§ **The records**
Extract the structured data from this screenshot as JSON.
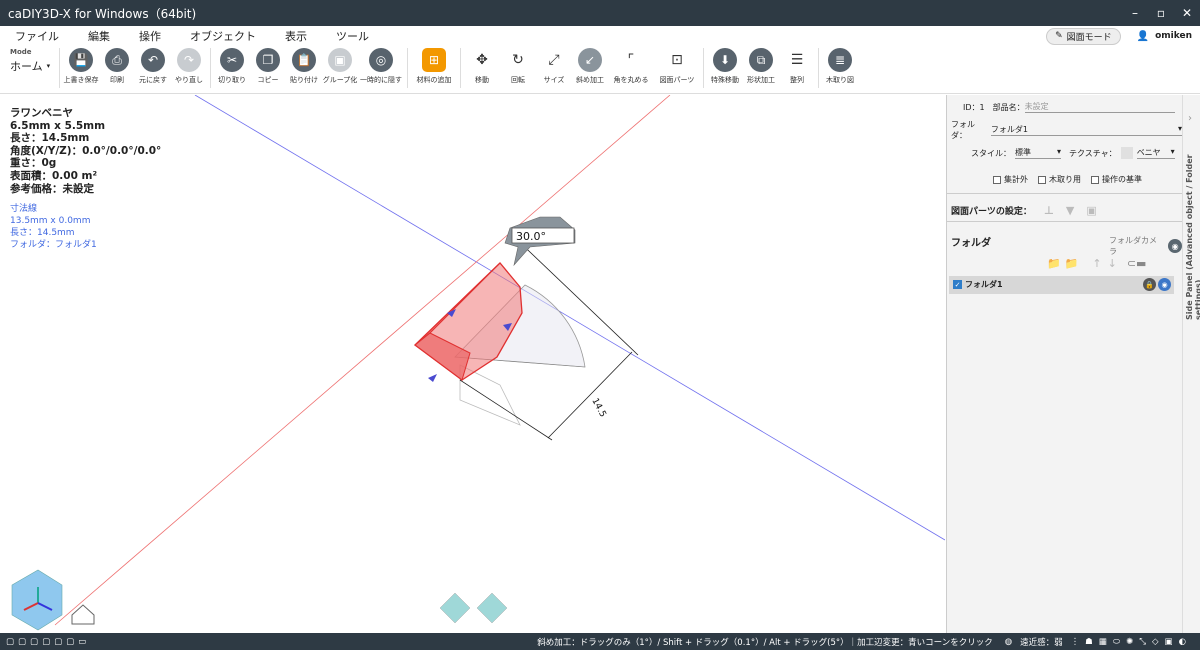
{
  "window": {
    "title": "caDIY3D-X for Windows（64bit)",
    "minimize": "–",
    "maximize": "▫",
    "close": "✕"
  },
  "menu": {
    "items": [
      "ファイル",
      "編集",
      "操作",
      "オブジェクト",
      "表示",
      "ツール"
    ],
    "mode_pill": "図面モード",
    "user": "omiken"
  },
  "toolbar": {
    "mode_label": "Mode",
    "mode_value": "ホーム",
    "tools": [
      {
        "label": "上書き保存",
        "icon": "save-icon"
      },
      {
        "label": "印刷",
        "icon": "print-icon"
      },
      {
        "label": "元に戻す",
        "icon": "undo-icon"
      },
      {
        "label": "やり直し",
        "icon": "redo-icon"
      },
      {
        "label": "切り取り",
        "icon": "cut-icon"
      },
      {
        "label": "コピー",
        "icon": "copy-icon"
      },
      {
        "label": "貼り付け",
        "icon": "paste-icon"
      },
      {
        "label": "グループ化",
        "icon": "group-icon"
      },
      {
        "label": "一時的に隠す",
        "icon": "hide-icon"
      },
      {
        "label": "材料の追加",
        "icon": "add-material-icon"
      },
      {
        "label": "移動",
        "icon": "move-icon"
      },
      {
        "label": "回転",
        "icon": "rotate-icon"
      },
      {
        "label": "サイズ",
        "icon": "resize-icon"
      },
      {
        "label": "斜め加工",
        "icon": "bevel-icon"
      },
      {
        "label": "角を丸める",
        "icon": "round-corner-icon"
      },
      {
        "label": "図面パーツ",
        "icon": "drawing-parts-icon"
      },
      {
        "label": "特殊移動",
        "icon": "special-move-icon"
      },
      {
        "label": "形状加工",
        "icon": "shape-process-icon"
      },
      {
        "label": "整列",
        "icon": "align-icon"
      },
      {
        "label": "木取り図",
        "icon": "cutting-list-icon"
      }
    ]
  },
  "info": {
    "material": "ラワンベニヤ",
    "size": "6.5mm x 5.5mm",
    "length": "長さ：14.5mm",
    "angle": "角度(X/Y/Z)：0.0°/0.0°/0.0°",
    "weight": "重さ：0g",
    "surface": "表面積：0.00 m²",
    "price": "参考価格：未設定"
  },
  "dimension": {
    "title": "寸法線",
    "size": "13.5mm x 0.0mm",
    "length": "長さ：14.5mm",
    "folder": "フォルダ：フォルダ1"
  },
  "viewport": {
    "angle_input": "30.0°",
    "dim_label": "14.5"
  },
  "sidebar": {
    "id_label": "ID：1",
    "part_name_label": "部品名：",
    "part_name_placeholder": "未設定",
    "folder_label": "フォルダ：",
    "folder_value": "フォルダ1",
    "style_label": "スタイル：",
    "style_value": "標準",
    "texture_label": "テクスチャ：",
    "texture_value": "ベニヤ",
    "check_exclude": "集計外",
    "check_lumber": "木取り用",
    "check_base": "操作の基準",
    "drawing_parts_label": "図面パーツの設定：",
    "folder_section": "フォルダ",
    "folder_camera": "フォルダカメラ",
    "folder_item": "フォルダ1",
    "vertical_tab": "Side Panel (Advanced object / Folder settings)"
  },
  "status": {
    "hint": "斜め加工：ドラッグのみ（1°）/ Shift + ドラッグ（0.1°）/ Alt + ドラッグ(5°）｜加工辺変更：青いコーンをクリック",
    "near": "遠近感：弱"
  },
  "colors": {
    "titlebar": "#2e3a44",
    "accent": "#f39800",
    "selection": "#e03030",
    "x_axis": "#e86060",
    "y_axis": "#6060e8"
  }
}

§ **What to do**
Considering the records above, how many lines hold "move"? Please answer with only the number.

§ **Exercise solution**
2